General studies to become part of Arts and Sciences

Due to an administrative move, the School of General Studies (SGS) will be integrated into the College of Arts and Sciences (CAS) in the fall.

The SGS, currently a separate standing school, is a program designed to give more one-on-one attention to incoming freshmen before they transfer into one of the five other colleges.

CAS Dean Jim Stellar recently sent an e-mail on Jan. 11 to the student body of the SGS announcing the change and assuring students this move will not affect the current students’ transition into the academic program they were admitted to Sept. 2006.

“Our decision to integrate the program under CAS was made following extensive analysis on how best to meet the unique needs of the General Studies students. As the University changes and evolves so too do the needs of the students who enroll in this program,” Stellar wrote in the e-mail.

The SGS offered very few courses and the majority of those were CAS classes, said Provost Ahmed Abdelal.

“Instead of running independently, we want [the SGS] to capitalize on resources the CAS has to offer,” Abdelal said.

At the end of students’ freshman year, a large majority transferred to the CAS more than the other colleges, Abdelal said.

The students will benefit from this integration, as they will have access to faculty and resources in the academic departments responsible for relevant disciplines and they will be fully integrated with the academic experience, Stellar said in the e-mail.

Andrew Parquette, a freshman SGS student, said he would not have been accepted to Northeastern if he had not gone through the SGS.

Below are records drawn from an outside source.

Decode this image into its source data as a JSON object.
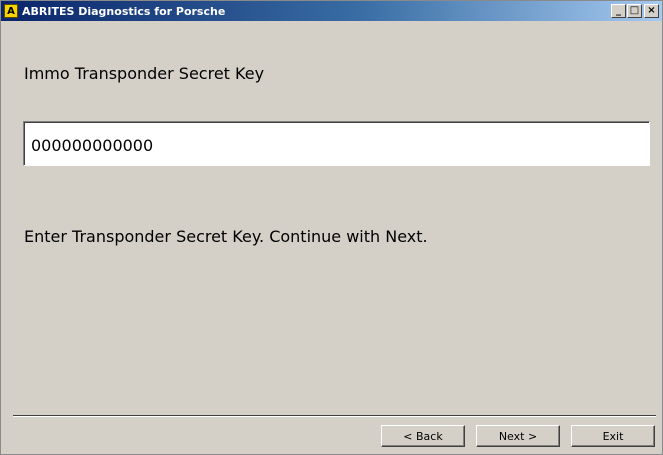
{
  "window": {
    "title": "ABRITES Diagnostics for Porsche",
    "app_icon_letter": "A",
    "minimize_glyph": "_",
    "maximize_glyph": "□",
    "close_glyph": "×"
  },
  "form": {
    "heading": "Immo Transponder Secret Key",
    "key_value": "000000000000",
    "hint": "Enter Transponder Secret Key. Continue with Next."
  },
  "buttons": {
    "back_label": "< Back",
    "next_label": "Next >",
    "exit_label": "Exit"
  },
  "colors": {
    "titlebar_start": "#0a246a",
    "titlebar_end": "#a6caf0",
    "background": "#d4d0c8",
    "app_icon": "#f5d400"
  }
}
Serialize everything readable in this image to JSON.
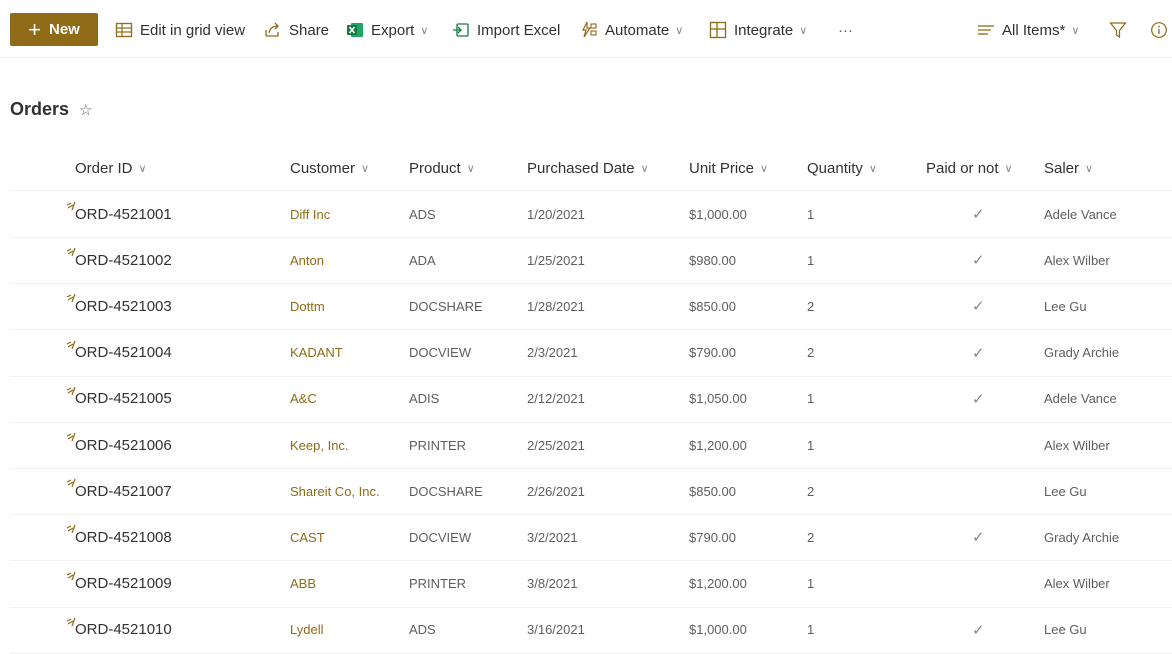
{
  "toolbar": {
    "new_label": "New",
    "edit_grid_label": "Edit in grid view",
    "share_label": "Share",
    "export_label": "Export",
    "import_label": "Import Excel",
    "automate_label": "Automate",
    "integrate_label": "Integrate",
    "more_label": "···",
    "view_label": "All Items*",
    "accent_color": "#8f6a17"
  },
  "list": {
    "title": "Orders",
    "columns": [
      "Order ID",
      "Customer",
      "Product",
      "Purchased Date",
      "Unit Price",
      "Quantity",
      "Paid or not",
      "Saler"
    ],
    "rows": [
      {
        "order_id": "ORD-4521001",
        "customer": "Diff Inc",
        "product": "ADS",
        "date": "1/20/2021",
        "price": "$1,000.00",
        "qty": "1",
        "paid": "✓",
        "saler": "Adele Vance"
      },
      {
        "order_id": "ORD-4521002",
        "customer": "Anton",
        "product": "ADA",
        "date": "1/25/2021",
        "price": "$980.00",
        "qty": "1",
        "paid": "✓",
        "saler": "Alex Wilber"
      },
      {
        "order_id": "ORD-4521003",
        "customer": "Dottm",
        "product": "DOCSHARE",
        "date": "1/28/2021",
        "price": "$850.00",
        "qty": "2",
        "paid": "✓",
        "saler": "Lee Gu"
      },
      {
        "order_id": "ORD-4521004",
        "customer": "KADANT",
        "product": "DOCVIEW",
        "date": "2/3/2021",
        "price": "$790.00",
        "qty": "2",
        "paid": "✓",
        "saler": "Grady Archie"
      },
      {
        "order_id": "ORD-4521005",
        "customer": "A&C",
        "product": "ADIS",
        "date": "2/12/2021",
        "price": "$1,050.00",
        "qty": "1",
        "paid": "✓",
        "saler": "Adele Vance"
      },
      {
        "order_id": "ORD-4521006",
        "customer": "Keep, Inc.",
        "product": "PRINTER",
        "date": "2/25/2021",
        "price": "$1,200.00",
        "qty": "1",
        "paid": "",
        "saler": "Alex Wilber"
      },
      {
        "order_id": "ORD-4521007",
        "customer": "Shareit Co, Inc.",
        "product": "DOCSHARE",
        "date": "2/26/2021",
        "price": "$850.00",
        "qty": "2",
        "paid": "",
        "saler": "Lee Gu"
      },
      {
        "order_id": "ORD-4521008",
        "customer": "CAST",
        "product": "DOCVIEW",
        "date": "3/2/2021",
        "price": "$790.00",
        "qty": "2",
        "paid": "✓",
        "saler": "Grady Archie"
      },
      {
        "order_id": "ORD-4521009",
        "customer": "ABB",
        "product": "PRINTER",
        "date": "3/8/2021",
        "price": "$1,200.00",
        "qty": "1",
        "paid": "",
        "saler": "Alex Wilber"
      },
      {
        "order_id": "ORD-4521010",
        "customer": "Lydell",
        "product": "ADS",
        "date": "3/16/2021",
        "price": "$1,000.00",
        "qty": "1",
        "paid": "✓",
        "saler": "Lee Gu"
      }
    ]
  }
}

“I’m a little nervous stepping into sophomore year. It has been comforting to know my advisor was there to meet with me regularly,” Parquette said. “In the fall, I’m on my own.”

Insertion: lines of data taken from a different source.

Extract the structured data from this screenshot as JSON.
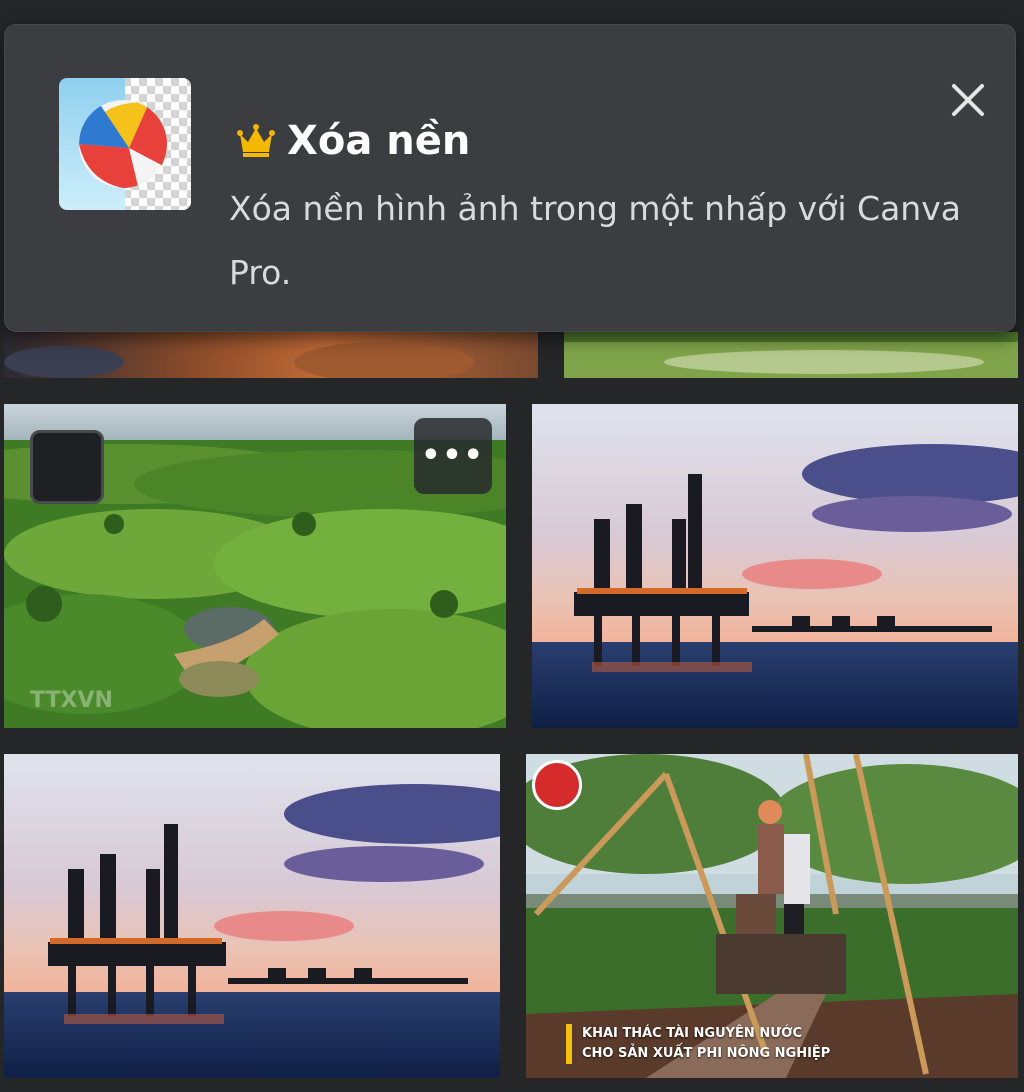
{
  "promo": {
    "title": "Xóa nền",
    "description": "Xóa nền hình ảnh trong một nhấp với Canva Pro.",
    "title_icon": "crown-icon",
    "close_icon": "close-icon",
    "accent_color": "#f5b800"
  },
  "results": {
    "more_label": "•••",
    "tile1_watermark": "TTXVN",
    "tile4_caption_line1": "KHAI THÁC TÀI NGUYÊN NƯỚC",
    "tile4_caption_line2": "CHO SẢN XUẤT PHI NÔNG NGHIỆP"
  }
}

Parquette said the SGS was helpful for athletes busy with team practices.

“[SGS] was good for kids that had to make the transition from high school to college easier,” said David Brook, a freshman in the SGS.

Brook said the SGS was helpful for students who might not know what they want to major in and for those who needed more individual attention from advisors and smaller classes.

“We have taken all the necessary steps to ensure that the core elements of the General Studies program will continue, including a continued high level of individual support, small classes and low student to teacher ratios; and extensive advising and peer tutoring,” Stellar said in the e-mail.

Brook said in the long-run, the effects on the students will not be severe.

“[SGS] students are still Northeastern students, so everyone should be fine,” Brook said.

Leave a Reply